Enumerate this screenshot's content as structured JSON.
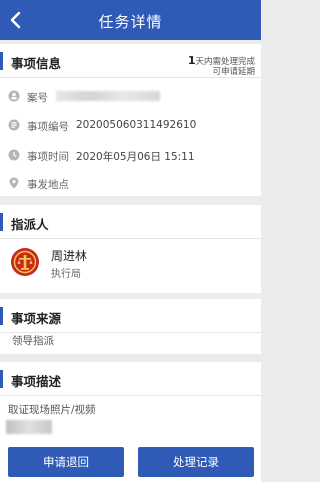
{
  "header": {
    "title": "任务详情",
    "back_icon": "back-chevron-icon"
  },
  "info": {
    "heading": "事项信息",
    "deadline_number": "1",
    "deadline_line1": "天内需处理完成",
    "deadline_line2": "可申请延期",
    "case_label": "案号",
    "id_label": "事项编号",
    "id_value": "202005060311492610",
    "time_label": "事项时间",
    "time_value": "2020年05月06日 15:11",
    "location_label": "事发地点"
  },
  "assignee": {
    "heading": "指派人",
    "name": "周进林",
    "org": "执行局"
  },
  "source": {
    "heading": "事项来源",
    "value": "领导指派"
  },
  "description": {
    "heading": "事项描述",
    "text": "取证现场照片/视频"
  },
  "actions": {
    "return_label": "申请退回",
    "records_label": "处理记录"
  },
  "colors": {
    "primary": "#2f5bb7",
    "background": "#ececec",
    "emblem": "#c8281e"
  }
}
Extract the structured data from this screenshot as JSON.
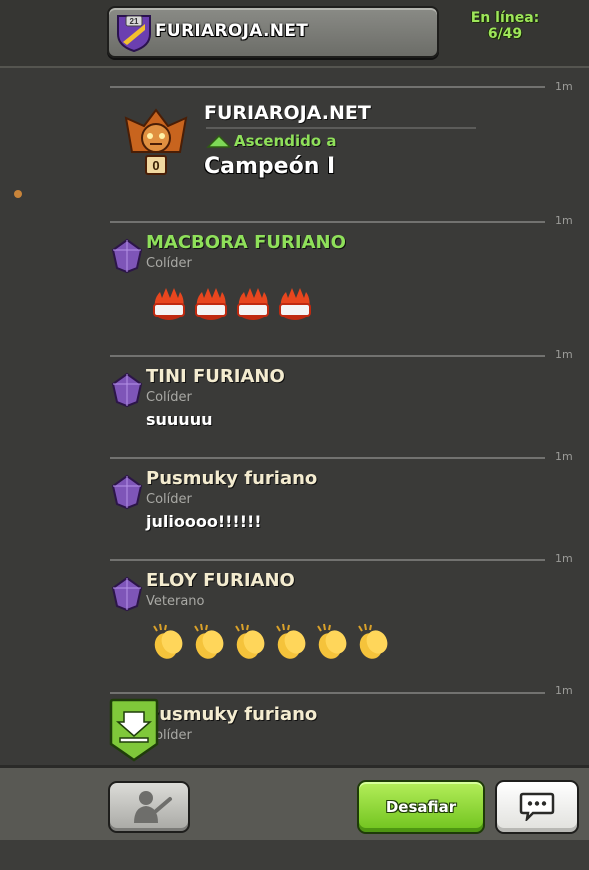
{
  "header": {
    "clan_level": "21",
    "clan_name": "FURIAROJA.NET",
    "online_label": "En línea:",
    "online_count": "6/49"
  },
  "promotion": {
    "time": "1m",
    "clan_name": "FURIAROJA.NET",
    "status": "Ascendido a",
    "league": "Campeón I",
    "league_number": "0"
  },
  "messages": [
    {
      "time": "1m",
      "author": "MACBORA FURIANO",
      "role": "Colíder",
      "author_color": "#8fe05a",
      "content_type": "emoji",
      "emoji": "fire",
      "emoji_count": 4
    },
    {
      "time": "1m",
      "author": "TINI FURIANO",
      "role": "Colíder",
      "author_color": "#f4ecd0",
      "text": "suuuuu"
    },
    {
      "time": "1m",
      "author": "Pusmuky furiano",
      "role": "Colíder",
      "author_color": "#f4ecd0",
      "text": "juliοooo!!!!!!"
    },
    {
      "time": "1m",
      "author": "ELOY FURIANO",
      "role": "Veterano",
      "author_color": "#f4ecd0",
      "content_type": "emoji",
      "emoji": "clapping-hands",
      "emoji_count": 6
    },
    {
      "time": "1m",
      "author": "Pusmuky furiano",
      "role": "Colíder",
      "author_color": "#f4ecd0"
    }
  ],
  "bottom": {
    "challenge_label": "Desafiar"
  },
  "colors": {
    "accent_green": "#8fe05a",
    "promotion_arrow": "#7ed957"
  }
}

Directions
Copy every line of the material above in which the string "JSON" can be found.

Result of this exercise
Enumerate this screenshot's content as structured JSON.
Extract the structured data from this screenshot as JSON.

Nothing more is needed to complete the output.